- Problem to solve: Copy each line in the data that includes the word "false".

[Web page and app entries]
··········

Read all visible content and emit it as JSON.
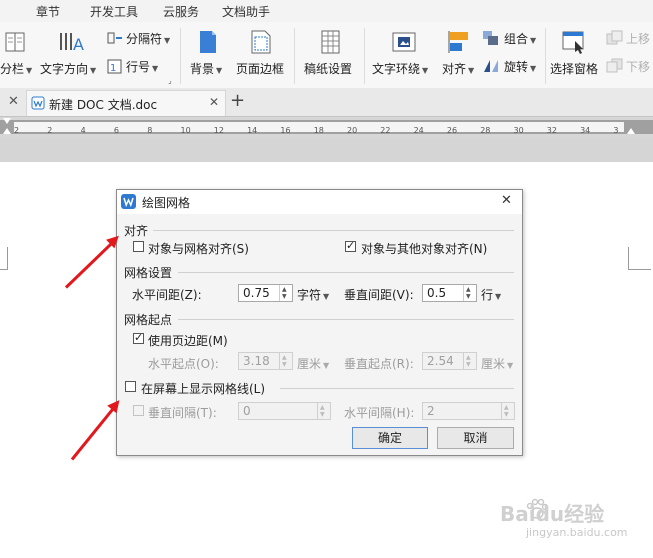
{
  "menu": {
    "items": [
      "章节",
      "开发工具",
      "云服务",
      "文档助手"
    ]
  },
  "ribbon": {
    "columns_label": "分栏",
    "text_direction_label": "文字方向",
    "separator_label": "分隔符",
    "line_number_label": "行号",
    "background_label": "背景",
    "page_border_label": "页面边框",
    "manuscript_label": "稿纸设置",
    "text_wrap_label": "文字环绕",
    "align_label": "对齐",
    "group_label": "组合",
    "rotate_label": "旋转",
    "select_pane_label": "选择窗格",
    "move_up_label": "上移",
    "move_down_label": "下移"
  },
  "tabs": {
    "document_tab_label": "新建 DOC 文档.doc",
    "new_tab_symbol": "+"
  },
  "ruler": {
    "ticks": [
      "2",
      "2",
      "4",
      "6",
      "8",
      "10",
      "12",
      "14",
      "16",
      "18",
      "20",
      "22",
      "24",
      "26",
      "28",
      "30",
      "32",
      "34",
      "3"
    ]
  },
  "dialog": {
    "title": "绘图网格",
    "align_group_label": "对齐",
    "snap_to_grid_label": "对象与网格对齐(S)",
    "snap_to_grid_checked": false,
    "snap_to_objects_label": "对象与其他对象对齐(N)",
    "snap_to_objects_checked": true,
    "grid_settings_label": "网格设置",
    "horizontal_spacing_label": "水平间距(Z):",
    "horizontal_spacing_value": "0.75",
    "horizontal_spacing_unit": "字符",
    "vertical_spacing_label": "垂直间距(V):",
    "vertical_spacing_value": "0.5",
    "vertical_spacing_unit": "行",
    "grid_origin_label": "网格起点",
    "use_margins_label": "使用页边距(M)",
    "use_margins_checked": true,
    "horizontal_origin_label": "水平起点(O):",
    "horizontal_origin_value": "3.18",
    "horizontal_origin_unit": "厘米",
    "vertical_origin_label": "垂直起点(R):",
    "vertical_origin_value": "2.54",
    "vertical_origin_unit": "厘米",
    "show_gridlines_label": "在屏幕上显示网格线(L)",
    "show_gridlines_checked": false,
    "vertical_every_label": "垂直间隔(T):",
    "vertical_every_value": "0",
    "horizontal_every_label": "水平间隔(H):",
    "horizontal_every_value": "2",
    "ok_label": "确定",
    "cancel_label": "取消"
  },
  "watermark": {
    "text": "Baidu经验",
    "url": "jingyan.baidu.com"
  },
  "colors": {
    "arrow": "#e1191d",
    "wps_blue": "#2e7ad1"
  }
}
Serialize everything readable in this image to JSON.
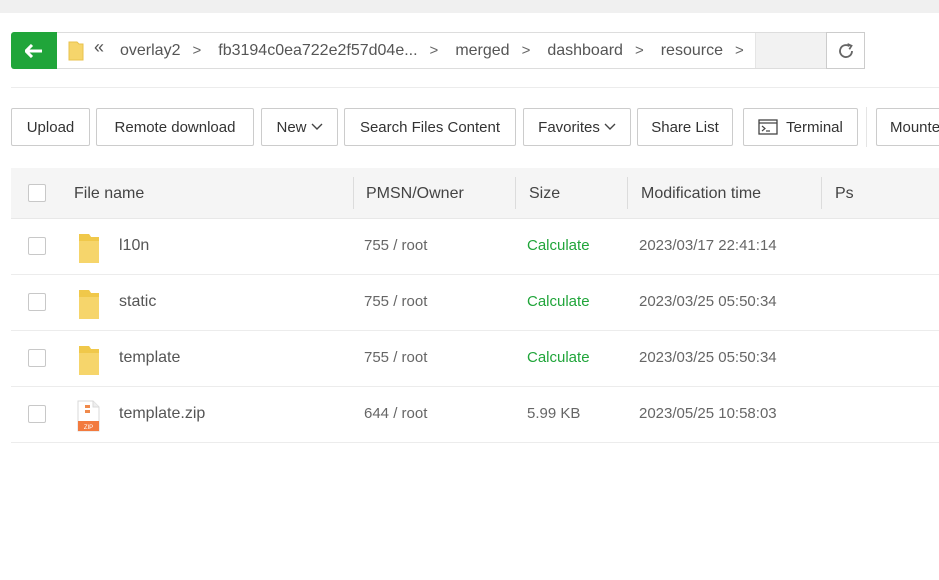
{
  "path": {
    "crumbs": [
      "overlay2",
      "fb3194c0ea722e2f57d04e...",
      "merged",
      "dashboard",
      "resource"
    ]
  },
  "toolbar": {
    "upload": "Upload",
    "remote_download": "Remote download",
    "new": "New",
    "search_files_content": "Search Files Content",
    "favorites": "Favorites",
    "share_list": "Share List",
    "terminal": "Terminal",
    "mount": "Mounte"
  },
  "table": {
    "headers": {
      "name": "File name",
      "perm": "PMSN/Owner",
      "size": "Size",
      "mtime": "Modification time",
      "ps": "Ps"
    },
    "rows": [
      {
        "name": "l10n",
        "perm": "755 / root",
        "size": "Calculate",
        "mtime": "2023/03/17 22:41:14",
        "type": "folder"
      },
      {
        "name": "static",
        "perm": "755 / root",
        "size": "Calculate",
        "mtime": "2023/03/25 05:50:34",
        "type": "folder"
      },
      {
        "name": "template",
        "perm": "755 / root",
        "size": "Calculate",
        "mtime": "2023/03/25 05:50:34",
        "type": "folder"
      },
      {
        "name": "template.zip",
        "perm": "644 / root",
        "size": "5.99 KB",
        "mtime": "2023/05/25 10:58:03",
        "type": "zip"
      }
    ]
  },
  "colors": {
    "accent": "#20a53a",
    "folder": "#f6d56b"
  }
}
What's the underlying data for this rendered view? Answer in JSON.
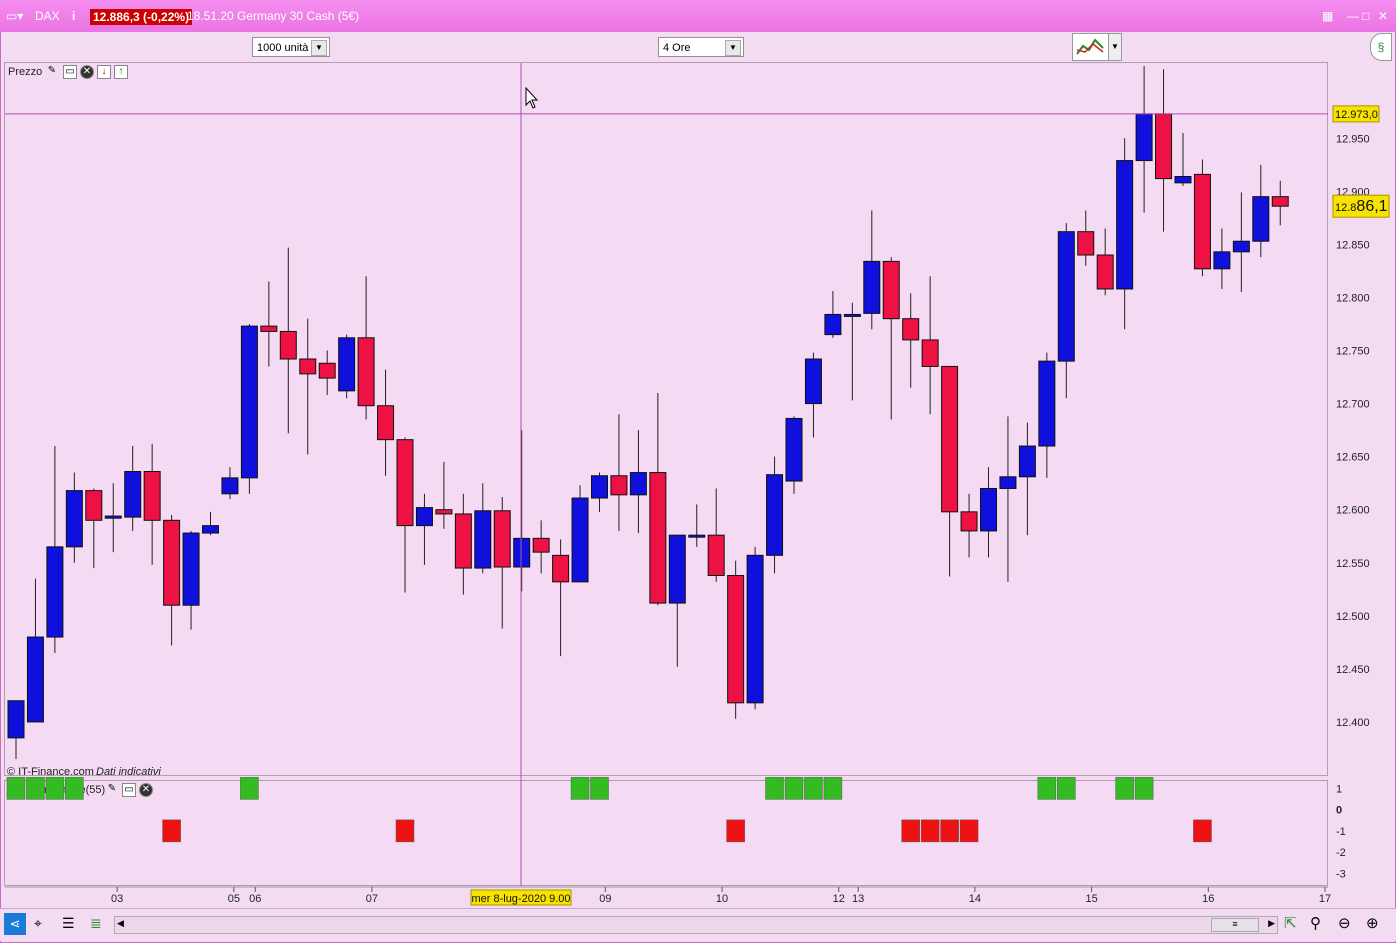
{
  "window": {
    "symbol": "DAX",
    "price_box": "12.886,3 (-0,22%)",
    "time_name": "18.51.20 Germany 30 Cash (5€)",
    "info_icon": "info-icon"
  },
  "toolbar": {
    "quantity": "1000 unità",
    "timeframe": "4 Ore"
  },
  "panels": {
    "price_label": "Prezzo",
    "indicator_label": "Il Mio Indicatore(55)",
    "watermark_source": "© IT-Finance.com",
    "watermark_note": "Dati indicativi"
  },
  "crosshair": {
    "date_label": "mer 8-lug-2020 9.00",
    "price_label": "12.973,0"
  },
  "last_price_label": {
    "small": "12.8",
    "big": "86,1"
  },
  "colors": {
    "up": "#1010dd",
    "down": "#ee1144",
    "ind_up": "#33bb22",
    "ind_down": "#ee1111"
  },
  "chart_data": [
    {
      "type": "candlestick",
      "title": "",
      "ylim": [
        12350,
        13020
      ],
      "y_ticks": [
        12400,
        12450,
        12500,
        12550,
        12600,
        12650,
        12700,
        12750,
        12800,
        12850,
        12900,
        12950
      ],
      "y_tick_labels": [
        "12.400",
        "12.450",
        "12.500",
        "12.550",
        "12.600",
        "12.650",
        "12.700",
        "12.750",
        "12.800",
        "12.850",
        "12.900",
        "12.950"
      ],
      "x_tick_labels": [
        {
          "bar": 5.2,
          "label": "03"
        },
        {
          "bar": 11.2,
          "label": "05"
        },
        {
          "bar": 12.3,
          "label": "06"
        },
        {
          "bar": 18.3,
          "label": "07"
        },
        {
          "bar": 30.3,
          "label": "09"
        },
        {
          "bar": 36.3,
          "label": "10"
        },
        {
          "bar": 42.3,
          "label": "12"
        },
        {
          "bar": 43.3,
          "label": "13"
        },
        {
          "bar": 49.3,
          "label": "14"
        },
        {
          "bar": 55.3,
          "label": "15"
        },
        {
          "bar": 61.3,
          "label": "16"
        },
        {
          "bar": 67.3,
          "label": "17"
        }
      ],
      "candles": [
        {
          "o": 12385,
          "h": 12405,
          "l": 12365,
          "c": 12420
        },
        {
          "o": 12400,
          "h": 12535,
          "l": 12400,
          "c": 12480
        },
        {
          "o": 12480,
          "h": 12660,
          "l": 12465,
          "c": 12565
        },
        {
          "o": 12565,
          "h": 12635,
          "l": 12550,
          "c": 12618
        },
        {
          "o": 12618,
          "h": 12620,
          "l": 12545,
          "c": 12590
        },
        {
          "o": 12592,
          "h": 12625,
          "l": 12560,
          "c": 12594
        },
        {
          "o": 12593,
          "h": 12660,
          "l": 12580,
          "c": 12636
        },
        {
          "o": 12636,
          "h": 12662,
          "l": 12548,
          "c": 12590
        },
        {
          "o": 12590,
          "h": 12595,
          "l": 12472,
          "c": 12510
        },
        {
          "o": 12510,
          "h": 12580,
          "l": 12487,
          "c": 12578
        },
        {
          "o": 12578,
          "h": 12598,
          "l": 12576,
          "c": 12585
        },
        {
          "o": 12615,
          "h": 12640,
          "l": 12610,
          "c": 12630
        },
        {
          "o": 12630,
          "h": 12775,
          "l": 12615,
          "c": 12773
        },
        {
          "o": 12773,
          "h": 12815,
          "l": 12735,
          "c": 12768
        },
        {
          "o": 12768,
          "h": 12847,
          "l": 12672,
          "c": 12742
        },
        {
          "o": 12742,
          "h": 12780,
          "l": 12652,
          "c": 12728
        },
        {
          "o": 12738,
          "h": 12750,
          "l": 12708,
          "c": 12724
        },
        {
          "o": 12712,
          "h": 12765,
          "l": 12705,
          "c": 12762
        },
        {
          "o": 12762,
          "h": 12820,
          "l": 12685,
          "c": 12698
        },
        {
          "o": 12698,
          "h": 12732,
          "l": 12632,
          "c": 12666
        },
        {
          "o": 12666,
          "h": 12668,
          "l": 12522,
          "c": 12585
        },
        {
          "o": 12585,
          "h": 12615,
          "l": 12548,
          "c": 12602
        },
        {
          "o": 12600,
          "h": 12645,
          "l": 12582,
          "c": 12596
        },
        {
          "o": 12596,
          "h": 12615,
          "l": 12520,
          "c": 12545
        },
        {
          "o": 12545,
          "h": 12625,
          "l": 12540,
          "c": 12599
        },
        {
          "o": 12599,
          "h": 12612,
          "l": 12488,
          "c": 12546
        },
        {
          "o": 12546,
          "h": 12675,
          "l": 12523,
          "c": 12573
        },
        {
          "o": 12573,
          "h": 12590,
          "l": 12540,
          "c": 12560
        },
        {
          "o": 12557,
          "h": 12572,
          "l": 12462,
          "c": 12532
        },
        {
          "o": 12532,
          "h": 12623,
          "l": 12533,
          "c": 12611
        },
        {
          "o": 12611,
          "h": 12635,
          "l": 12598,
          "c": 12632
        },
        {
          "o": 12632,
          "h": 12690,
          "l": 12580,
          "c": 12614
        },
        {
          "o": 12614,
          "h": 12675,
          "l": 12578,
          "c": 12635
        },
        {
          "o": 12635,
          "h": 12710,
          "l": 12510,
          "c": 12512
        },
        {
          "o": 12512,
          "h": 12575,
          "l": 12452,
          "c": 12576
        },
        {
          "o": 12576,
          "h": 12605,
          "l": 12565,
          "c": 12576
        },
        {
          "o": 12576,
          "h": 12620,
          "l": 12532,
          "c": 12538
        },
        {
          "o": 12538,
          "h": 12552,
          "l": 12403,
          "c": 12418
        },
        {
          "o": 12418,
          "h": 12565,
          "l": 12412,
          "c": 12557
        },
        {
          "o": 12557,
          "h": 12650,
          "l": 12540,
          "c": 12633
        },
        {
          "o": 12627,
          "h": 12688,
          "l": 12615,
          "c": 12686
        },
        {
          "o": 12700,
          "h": 12748,
          "l": 12668,
          "c": 12742
        },
        {
          "o": 12765,
          "h": 12806,
          "l": 12762,
          "c": 12784
        },
        {
          "o": 12783,
          "h": 12795,
          "l": 12703,
          "c": 12784
        },
        {
          "o": 12785,
          "h": 12882,
          "l": 12770,
          "c": 12834
        },
        {
          "o": 12834,
          "h": 12838,
          "l": 12685,
          "c": 12780
        },
        {
          "o": 12780,
          "h": 12804,
          "l": 12715,
          "c": 12760
        },
        {
          "o": 12760,
          "h": 12820,
          "l": 12690,
          "c": 12735
        },
        {
          "o": 12735,
          "h": 12735,
          "l": 12537,
          "c": 12598
        },
        {
          "o": 12598,
          "h": 12615,
          "l": 12555,
          "c": 12580
        },
        {
          "o": 12580,
          "h": 12640,
          "l": 12555,
          "c": 12620
        },
        {
          "o": 12620,
          "h": 12688,
          "l": 12532,
          "c": 12631
        },
        {
          "o": 12631,
          "h": 12682,
          "l": 12576,
          "c": 12660
        },
        {
          "o": 12660,
          "h": 12748,
          "l": 12630,
          "c": 12740
        },
        {
          "o": 12740,
          "h": 12870,
          "l": 12705,
          "c": 12862
        },
        {
          "o": 12862,
          "h": 12882,
          "l": 12830,
          "c": 12840
        },
        {
          "o": 12840,
          "h": 12865,
          "l": 12802,
          "c": 12808
        },
        {
          "o": 12808,
          "h": 12950,
          "l": 12770,
          "c": 12929
        },
        {
          "o": 12929,
          "h": 13018,
          "l": 12880,
          "c": 12973
        },
        {
          "o": 12973,
          "h": 13015,
          "l": 12862,
          "c": 12912
        },
        {
          "o": 12908,
          "h": 12955,
          "l": 12905,
          "c": 12914
        },
        {
          "o": 12916,
          "h": 12930,
          "l": 12820,
          "c": 12827
        },
        {
          "o": 12827,
          "h": 12865,
          "l": 12808,
          "c": 12843
        },
        {
          "o": 12843,
          "h": 12899,
          "l": 12805,
          "c": 12853
        },
        {
          "o": 12853,
          "h": 12925,
          "l": 12838,
          "c": 12895
        },
        {
          "o": 12895,
          "h": 12910,
          "l": 12868,
          "c": 12886
        }
      ]
    },
    {
      "type": "bar",
      "title": "Il Mio Indicatore(55)",
      "ylim": [
        -3.5,
        1.3
      ],
      "y_ticks": [
        1,
        0,
        -1,
        -2,
        -3
      ],
      "y_tick_labels": [
        "1",
        "0",
        "-1",
        "-2",
        "-3"
      ],
      "bars": [
        {
          "bar": 0,
          "v": 1
        },
        {
          "bar": 1,
          "v": 1
        },
        {
          "bar": 2,
          "v": 1
        },
        {
          "bar": 3,
          "v": 1
        },
        {
          "bar": 8,
          "v": -1
        },
        {
          "bar": 12,
          "v": 1
        },
        {
          "bar": 20,
          "v": -1
        },
        {
          "bar": 29,
          "v": 1
        },
        {
          "bar": 30,
          "v": 1
        },
        {
          "bar": 37,
          "v": -1
        },
        {
          "bar": 39,
          "v": 1
        },
        {
          "bar": 40,
          "v": 1
        },
        {
          "bar": 41,
          "v": 1
        },
        {
          "bar": 42,
          "v": 1
        },
        {
          "bar": 46,
          "v": -1
        },
        {
          "bar": 47,
          "v": -1
        },
        {
          "bar": 48,
          "v": -1
        },
        {
          "bar": 49,
          "v": -1
        },
        {
          "bar": 53,
          "v": 1
        },
        {
          "bar": 54,
          "v": 1
        },
        {
          "bar": 57,
          "v": 1
        },
        {
          "bar": 58,
          "v": 1
        },
        {
          "bar": 61,
          "v": -1
        }
      ]
    }
  ]
}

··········

- Worked solution:
    "snap_to_grid_checked": false,
    "show_gridlines_checked": false,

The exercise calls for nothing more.